With great relief that this crazed ancient hippie returned in one piece, a group of family, friends, and neighbors gathered to wish me a warm welcome home from my bicycle trip across America, my pilgrimage for peace and environmental justice. I am very grateful to all those that followed my journey and offered moral support. Among the questions asked yesterday about my journey was, did I accomplish my goals? 

Did I convert the people of this earth to endeavors solely focused on peace and love of the environment? There is no immediate chance of governments not waging war anytime soon. Nor of the people of this earth shutting off the carbon switch and capturing the existing excess atmospheric carbon dioxide and replanting it into the soil.

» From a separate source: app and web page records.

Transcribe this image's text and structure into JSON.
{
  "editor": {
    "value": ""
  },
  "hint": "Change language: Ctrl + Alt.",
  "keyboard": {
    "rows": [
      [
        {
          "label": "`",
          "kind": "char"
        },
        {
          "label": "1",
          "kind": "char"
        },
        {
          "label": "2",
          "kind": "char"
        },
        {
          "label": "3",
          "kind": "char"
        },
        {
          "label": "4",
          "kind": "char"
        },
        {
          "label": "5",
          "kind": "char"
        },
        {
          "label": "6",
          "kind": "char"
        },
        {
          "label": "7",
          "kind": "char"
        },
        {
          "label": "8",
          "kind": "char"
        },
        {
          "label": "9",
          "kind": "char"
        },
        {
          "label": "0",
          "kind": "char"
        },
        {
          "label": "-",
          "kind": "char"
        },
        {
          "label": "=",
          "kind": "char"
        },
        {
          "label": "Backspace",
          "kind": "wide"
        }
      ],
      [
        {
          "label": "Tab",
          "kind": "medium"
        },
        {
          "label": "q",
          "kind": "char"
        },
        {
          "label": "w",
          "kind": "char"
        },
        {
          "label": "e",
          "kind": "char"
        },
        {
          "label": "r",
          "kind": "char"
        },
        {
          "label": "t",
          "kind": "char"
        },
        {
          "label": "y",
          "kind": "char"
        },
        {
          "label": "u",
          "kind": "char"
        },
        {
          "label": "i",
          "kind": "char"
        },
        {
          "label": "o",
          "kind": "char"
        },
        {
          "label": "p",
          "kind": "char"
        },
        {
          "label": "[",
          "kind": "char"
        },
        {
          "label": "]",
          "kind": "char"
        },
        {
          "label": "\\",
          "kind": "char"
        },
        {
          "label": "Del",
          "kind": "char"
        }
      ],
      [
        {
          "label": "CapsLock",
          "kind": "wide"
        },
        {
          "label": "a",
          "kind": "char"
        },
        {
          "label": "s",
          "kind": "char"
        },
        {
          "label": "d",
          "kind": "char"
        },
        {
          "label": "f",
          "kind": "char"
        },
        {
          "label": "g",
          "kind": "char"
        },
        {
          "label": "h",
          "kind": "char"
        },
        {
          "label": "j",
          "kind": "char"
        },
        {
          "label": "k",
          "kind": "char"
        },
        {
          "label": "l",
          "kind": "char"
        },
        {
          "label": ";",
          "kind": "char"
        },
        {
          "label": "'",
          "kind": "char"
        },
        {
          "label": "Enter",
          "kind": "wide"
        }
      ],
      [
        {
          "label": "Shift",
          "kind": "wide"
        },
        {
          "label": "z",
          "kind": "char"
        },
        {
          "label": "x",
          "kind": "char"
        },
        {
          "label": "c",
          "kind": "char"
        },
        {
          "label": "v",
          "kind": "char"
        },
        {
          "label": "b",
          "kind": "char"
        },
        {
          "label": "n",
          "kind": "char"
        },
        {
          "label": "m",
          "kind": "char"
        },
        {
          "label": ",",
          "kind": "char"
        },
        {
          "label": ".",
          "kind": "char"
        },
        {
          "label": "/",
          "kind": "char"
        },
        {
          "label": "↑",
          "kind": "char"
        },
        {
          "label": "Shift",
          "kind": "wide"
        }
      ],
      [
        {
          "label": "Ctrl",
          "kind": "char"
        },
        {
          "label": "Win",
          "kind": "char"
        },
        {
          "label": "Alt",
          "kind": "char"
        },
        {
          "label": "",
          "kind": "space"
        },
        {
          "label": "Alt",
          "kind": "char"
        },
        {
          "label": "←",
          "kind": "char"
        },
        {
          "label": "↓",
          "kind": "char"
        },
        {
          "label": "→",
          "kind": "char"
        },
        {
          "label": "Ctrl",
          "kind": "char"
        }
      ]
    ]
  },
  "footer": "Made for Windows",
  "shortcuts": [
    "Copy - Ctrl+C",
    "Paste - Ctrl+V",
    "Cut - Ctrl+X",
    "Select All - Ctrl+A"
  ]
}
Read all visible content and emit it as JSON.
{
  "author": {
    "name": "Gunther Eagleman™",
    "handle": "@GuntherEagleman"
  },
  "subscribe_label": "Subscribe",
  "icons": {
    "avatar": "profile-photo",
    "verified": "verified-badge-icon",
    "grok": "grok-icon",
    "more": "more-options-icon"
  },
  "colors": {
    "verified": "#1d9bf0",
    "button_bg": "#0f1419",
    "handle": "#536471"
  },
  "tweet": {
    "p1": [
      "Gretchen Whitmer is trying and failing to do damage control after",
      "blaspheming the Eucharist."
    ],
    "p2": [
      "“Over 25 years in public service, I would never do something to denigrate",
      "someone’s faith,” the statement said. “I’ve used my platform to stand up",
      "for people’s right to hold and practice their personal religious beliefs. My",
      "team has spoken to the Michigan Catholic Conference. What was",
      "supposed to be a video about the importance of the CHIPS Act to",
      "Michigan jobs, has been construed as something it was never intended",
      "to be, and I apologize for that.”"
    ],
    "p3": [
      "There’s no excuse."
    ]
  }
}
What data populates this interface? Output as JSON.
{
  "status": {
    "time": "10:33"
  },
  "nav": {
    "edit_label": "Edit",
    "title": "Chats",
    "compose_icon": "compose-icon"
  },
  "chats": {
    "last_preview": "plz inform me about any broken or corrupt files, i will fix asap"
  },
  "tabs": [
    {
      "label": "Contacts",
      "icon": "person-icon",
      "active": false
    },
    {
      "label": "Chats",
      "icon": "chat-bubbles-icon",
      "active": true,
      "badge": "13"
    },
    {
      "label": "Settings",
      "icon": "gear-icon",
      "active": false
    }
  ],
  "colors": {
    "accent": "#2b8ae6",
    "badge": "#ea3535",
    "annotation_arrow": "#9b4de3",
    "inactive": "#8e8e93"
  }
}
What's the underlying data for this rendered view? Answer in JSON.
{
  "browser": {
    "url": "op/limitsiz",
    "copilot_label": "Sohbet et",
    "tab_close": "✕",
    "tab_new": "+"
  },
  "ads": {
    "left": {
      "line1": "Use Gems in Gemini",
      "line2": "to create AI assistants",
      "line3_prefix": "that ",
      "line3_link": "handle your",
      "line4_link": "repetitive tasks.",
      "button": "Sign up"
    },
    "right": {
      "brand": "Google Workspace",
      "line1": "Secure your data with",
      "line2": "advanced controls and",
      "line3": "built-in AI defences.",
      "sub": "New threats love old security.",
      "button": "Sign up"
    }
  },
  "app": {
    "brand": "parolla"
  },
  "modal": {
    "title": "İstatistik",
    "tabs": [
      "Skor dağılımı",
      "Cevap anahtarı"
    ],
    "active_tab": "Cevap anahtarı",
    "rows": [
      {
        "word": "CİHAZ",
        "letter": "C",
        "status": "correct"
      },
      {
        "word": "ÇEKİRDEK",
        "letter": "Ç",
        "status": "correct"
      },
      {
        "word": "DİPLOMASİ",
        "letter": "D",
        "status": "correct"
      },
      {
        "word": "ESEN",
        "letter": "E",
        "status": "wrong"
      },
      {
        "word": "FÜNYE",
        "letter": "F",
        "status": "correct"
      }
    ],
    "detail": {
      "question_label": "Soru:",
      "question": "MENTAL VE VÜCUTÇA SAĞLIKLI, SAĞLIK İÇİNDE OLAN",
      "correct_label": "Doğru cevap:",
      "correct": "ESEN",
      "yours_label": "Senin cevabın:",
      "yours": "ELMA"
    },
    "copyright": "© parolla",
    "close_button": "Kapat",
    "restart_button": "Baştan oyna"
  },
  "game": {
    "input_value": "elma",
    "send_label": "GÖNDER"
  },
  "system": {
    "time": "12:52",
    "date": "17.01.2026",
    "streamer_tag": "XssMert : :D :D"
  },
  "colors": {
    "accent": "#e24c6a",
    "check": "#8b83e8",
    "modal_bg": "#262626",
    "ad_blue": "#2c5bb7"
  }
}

Nor of us collectively changing the economic system that is driving these conditions that are now pressing human civilization towards extinction. 

But neither did Pope Francis’ trip to America. He is the leader of one in seven people on this earth. He came to Washington DC with essentially the same messages of peace, economic justice, and of saving our collective home as he calls the effort to reduce the atmospheric carbon that is causing global climate change. While my mission was clear on its purpose, my concrete goals were not well defined when I left, they evolved as I rode. I set out to raise awareness with those that I met along the way. It became convenient for me to say, I was riding to DC to talk to my congressman. Folks everywhere got that. There is near universal frustration with how our government is functioning. On reflection I am surprised, considering the forty year effort to convince Americans that our self-governance project is a failure, that so many people still are engaged in democracy. 

Nearly everyone, even the very cynical, holds a solution for our problems. That as a people we have very different ideas of what those solutions might be points to the success of those trying to destroy democracy. The right blames the rise of ISIS on Obama’s indecision and the left points to GW Bush’s invasion of Iraq. Yesterday a friend reached back a 100 years in history to the French and English carving up the Middle East for their profit just after the First World War, or as Pope Francis called it in his address to Congress ‘The Great War’ the pointless slaughter. This bit of land is where modern humans crossed out of Africa and interbred and fought with our near predecessors, who also had made that journey. From there they moved across our entire planet. We can go back in history to where the Middle East was called the Levant, or Phoenicia, or as in Genesis The Garden of Eden where Cain killed his brother Abel, the herder, and was sent away by god to then establish agriculture and thus modern civilization. 

We have been given a gift by science to view different futures based on our choices of present actions. We no longer live in what we perceived as a static world. Our climate is changing. The relative peace of the planet, the product of a stable climate, is changing. In the past we could look at past actions of our neighbors and fight over wrongs and arrive at a relative sense of peace and justice imposed by the victor. That system of justice always to the advantage of the victor harbored the seeds of future conflicts. We now know that we must not look at past wrongs but at future possibilities to guide us towards an outcome where civilization might persist, where our progeny can continue. 

I heard someone say recently, it is not the planet that is endangered by climate change. It is us, the people, whose continued existence on this earth that is at risk. Will our failure to forge peace in Syria and the birthplace of civilization be the cause of civilization’s demise? 

Dan Monte